**Required work**
Only the lines that contain the string "this" belong in the answer; pull them from the records.

**Data listing**
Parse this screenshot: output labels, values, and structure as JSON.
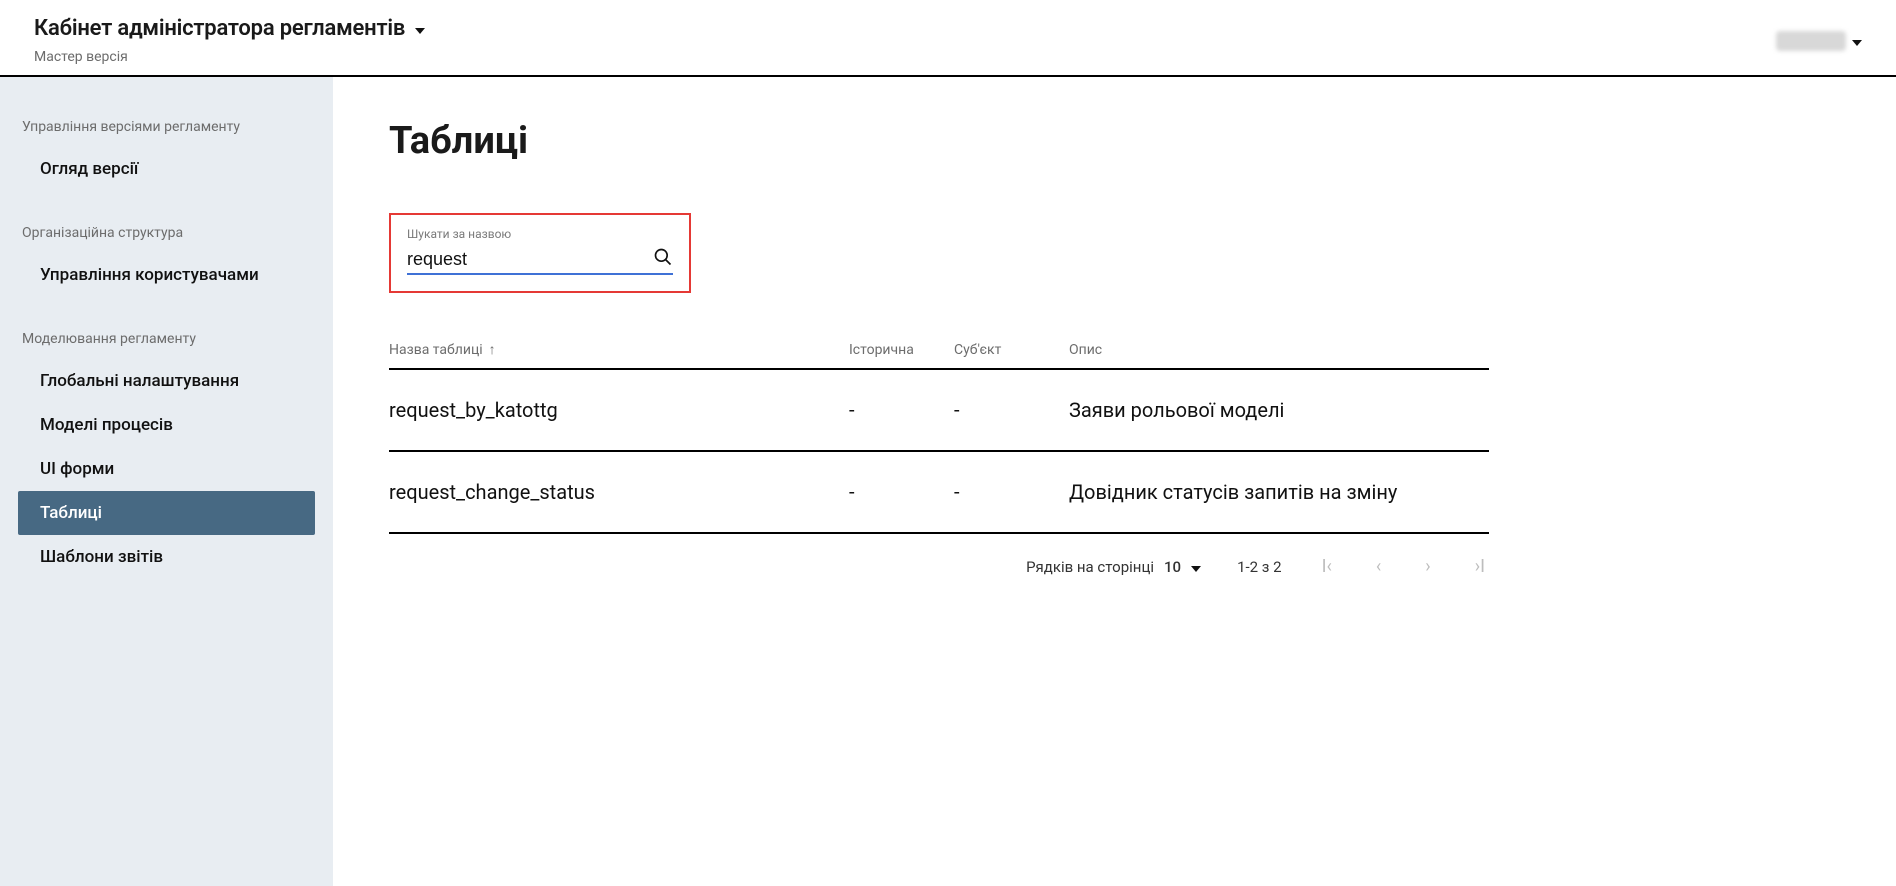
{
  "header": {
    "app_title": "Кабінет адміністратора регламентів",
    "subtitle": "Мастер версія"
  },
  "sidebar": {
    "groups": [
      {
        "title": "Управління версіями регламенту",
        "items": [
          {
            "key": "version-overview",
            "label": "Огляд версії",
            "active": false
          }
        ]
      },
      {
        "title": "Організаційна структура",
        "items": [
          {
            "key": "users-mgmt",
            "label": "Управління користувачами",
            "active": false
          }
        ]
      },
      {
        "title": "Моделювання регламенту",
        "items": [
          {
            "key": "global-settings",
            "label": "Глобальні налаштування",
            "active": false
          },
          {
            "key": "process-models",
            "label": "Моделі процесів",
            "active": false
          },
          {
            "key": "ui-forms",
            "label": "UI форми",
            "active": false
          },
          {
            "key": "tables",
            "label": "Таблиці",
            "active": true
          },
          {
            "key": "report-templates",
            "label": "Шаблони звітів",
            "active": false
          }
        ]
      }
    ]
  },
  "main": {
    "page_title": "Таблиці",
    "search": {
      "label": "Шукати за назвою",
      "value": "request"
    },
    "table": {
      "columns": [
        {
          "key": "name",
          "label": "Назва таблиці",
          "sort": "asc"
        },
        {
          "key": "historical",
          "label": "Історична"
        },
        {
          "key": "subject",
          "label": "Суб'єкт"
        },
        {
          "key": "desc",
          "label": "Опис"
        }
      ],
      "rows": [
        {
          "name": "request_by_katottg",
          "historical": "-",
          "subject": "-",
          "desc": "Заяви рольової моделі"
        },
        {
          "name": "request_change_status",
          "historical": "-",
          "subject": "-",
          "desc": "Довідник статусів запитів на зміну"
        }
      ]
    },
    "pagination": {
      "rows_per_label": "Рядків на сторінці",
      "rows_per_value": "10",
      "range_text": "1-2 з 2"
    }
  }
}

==

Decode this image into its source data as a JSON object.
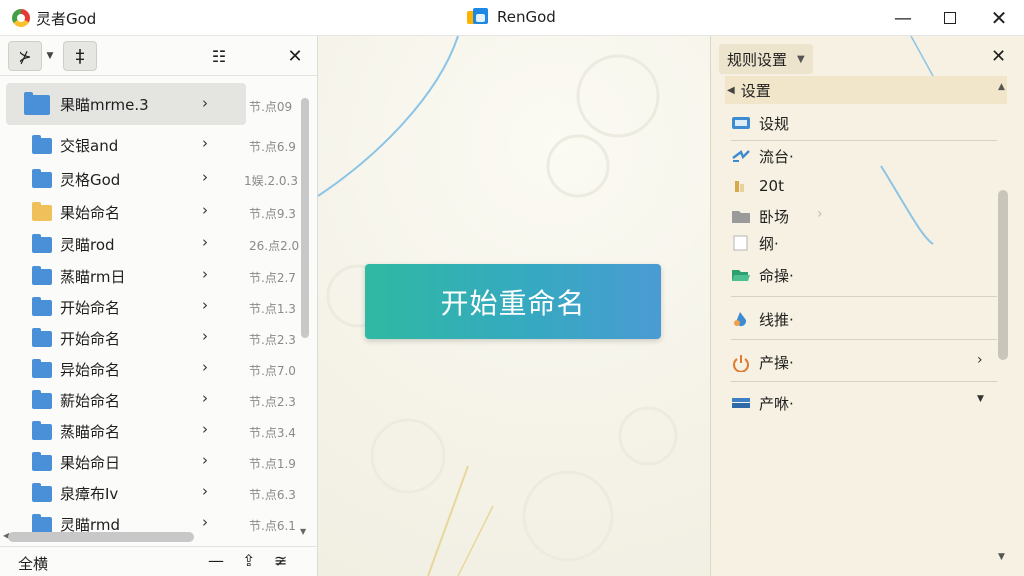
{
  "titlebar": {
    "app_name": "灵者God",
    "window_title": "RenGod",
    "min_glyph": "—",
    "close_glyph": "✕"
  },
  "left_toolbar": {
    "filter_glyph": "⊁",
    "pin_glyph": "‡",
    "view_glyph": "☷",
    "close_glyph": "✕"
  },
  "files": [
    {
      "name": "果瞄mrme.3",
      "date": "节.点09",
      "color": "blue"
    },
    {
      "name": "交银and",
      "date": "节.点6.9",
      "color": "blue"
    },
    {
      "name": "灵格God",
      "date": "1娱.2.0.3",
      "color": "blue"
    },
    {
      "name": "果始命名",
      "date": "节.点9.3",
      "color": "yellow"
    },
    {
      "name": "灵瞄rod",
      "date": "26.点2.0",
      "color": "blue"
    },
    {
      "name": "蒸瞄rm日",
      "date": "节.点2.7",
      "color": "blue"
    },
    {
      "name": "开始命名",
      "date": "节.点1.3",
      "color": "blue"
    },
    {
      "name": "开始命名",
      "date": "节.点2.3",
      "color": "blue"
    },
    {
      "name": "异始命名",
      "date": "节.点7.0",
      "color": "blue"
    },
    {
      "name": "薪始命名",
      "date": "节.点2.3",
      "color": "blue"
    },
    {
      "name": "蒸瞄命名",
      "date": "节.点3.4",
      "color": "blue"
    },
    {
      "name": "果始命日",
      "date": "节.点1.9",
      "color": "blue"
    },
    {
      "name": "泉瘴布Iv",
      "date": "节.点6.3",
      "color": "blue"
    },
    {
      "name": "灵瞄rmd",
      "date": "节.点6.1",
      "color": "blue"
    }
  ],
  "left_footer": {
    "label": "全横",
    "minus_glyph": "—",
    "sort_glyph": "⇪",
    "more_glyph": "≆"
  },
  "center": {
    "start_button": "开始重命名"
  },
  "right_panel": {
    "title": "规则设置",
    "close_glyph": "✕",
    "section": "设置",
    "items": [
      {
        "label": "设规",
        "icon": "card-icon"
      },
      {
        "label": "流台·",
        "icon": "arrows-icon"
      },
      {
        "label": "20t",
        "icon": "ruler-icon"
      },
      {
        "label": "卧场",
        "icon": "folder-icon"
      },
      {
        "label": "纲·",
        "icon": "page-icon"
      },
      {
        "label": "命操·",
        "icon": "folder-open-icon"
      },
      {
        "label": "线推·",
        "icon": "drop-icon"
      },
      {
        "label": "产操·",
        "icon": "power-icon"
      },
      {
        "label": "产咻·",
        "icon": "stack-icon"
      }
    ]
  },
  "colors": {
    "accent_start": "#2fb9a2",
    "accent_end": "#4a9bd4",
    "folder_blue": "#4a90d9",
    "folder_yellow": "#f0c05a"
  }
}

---

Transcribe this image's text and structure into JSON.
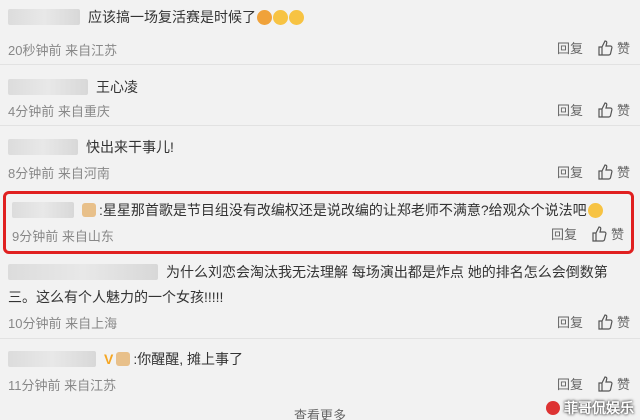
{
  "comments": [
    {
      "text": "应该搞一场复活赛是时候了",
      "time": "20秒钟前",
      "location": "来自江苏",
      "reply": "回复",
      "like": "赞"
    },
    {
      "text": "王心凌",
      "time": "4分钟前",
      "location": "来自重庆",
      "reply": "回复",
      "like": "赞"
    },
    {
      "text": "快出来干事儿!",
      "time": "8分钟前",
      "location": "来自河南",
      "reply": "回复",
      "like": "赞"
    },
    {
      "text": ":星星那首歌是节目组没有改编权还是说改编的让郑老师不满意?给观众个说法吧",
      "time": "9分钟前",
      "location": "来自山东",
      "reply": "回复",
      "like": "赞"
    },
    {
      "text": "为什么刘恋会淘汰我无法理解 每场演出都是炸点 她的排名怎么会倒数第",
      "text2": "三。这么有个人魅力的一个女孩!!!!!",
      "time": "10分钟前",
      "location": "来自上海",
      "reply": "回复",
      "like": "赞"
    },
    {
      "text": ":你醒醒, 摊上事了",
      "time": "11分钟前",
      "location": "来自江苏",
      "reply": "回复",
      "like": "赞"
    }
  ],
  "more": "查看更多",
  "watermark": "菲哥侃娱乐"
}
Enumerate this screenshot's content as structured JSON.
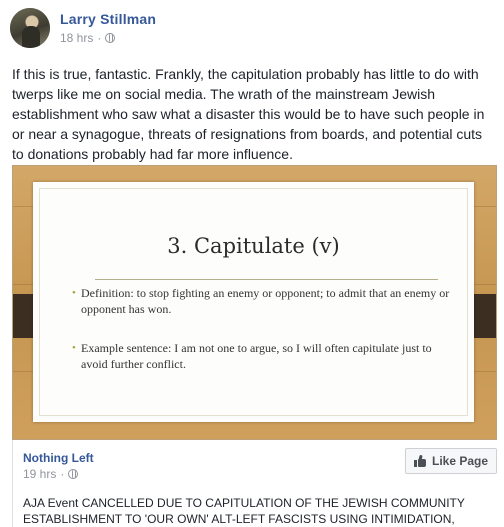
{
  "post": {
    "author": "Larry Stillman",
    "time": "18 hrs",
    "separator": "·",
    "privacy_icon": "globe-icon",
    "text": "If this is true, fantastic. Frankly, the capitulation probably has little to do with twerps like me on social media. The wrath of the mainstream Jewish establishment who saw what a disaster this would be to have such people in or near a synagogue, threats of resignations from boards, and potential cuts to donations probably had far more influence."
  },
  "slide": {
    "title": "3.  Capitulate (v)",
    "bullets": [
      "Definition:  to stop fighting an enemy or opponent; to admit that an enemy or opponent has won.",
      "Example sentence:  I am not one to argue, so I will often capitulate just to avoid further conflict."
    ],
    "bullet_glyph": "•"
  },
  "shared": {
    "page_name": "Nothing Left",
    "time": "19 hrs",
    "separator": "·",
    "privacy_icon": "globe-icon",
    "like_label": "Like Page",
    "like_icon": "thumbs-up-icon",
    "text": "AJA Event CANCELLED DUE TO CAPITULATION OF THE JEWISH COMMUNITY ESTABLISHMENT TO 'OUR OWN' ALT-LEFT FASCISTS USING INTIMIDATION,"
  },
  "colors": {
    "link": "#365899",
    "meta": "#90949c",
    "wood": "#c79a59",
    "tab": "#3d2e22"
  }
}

**Answer section**
Parse this screenshot: output labels, values, and structure as JSON.
Decode this image into its source data as a JSON object.
Transcribe this image's text and structure into JSON.
Enumerate this screenshot's content as structured JSON.
    "text": "If this is true, fantastic. Frankly, the capitulation probably has little to do with twerps like me on social media. The wrath of the mainstream Jewish establishment who saw what a disaster this would be to have such people in or near a synagogue, threats of resignations from boards, and potential cuts to donations probably had far more influence."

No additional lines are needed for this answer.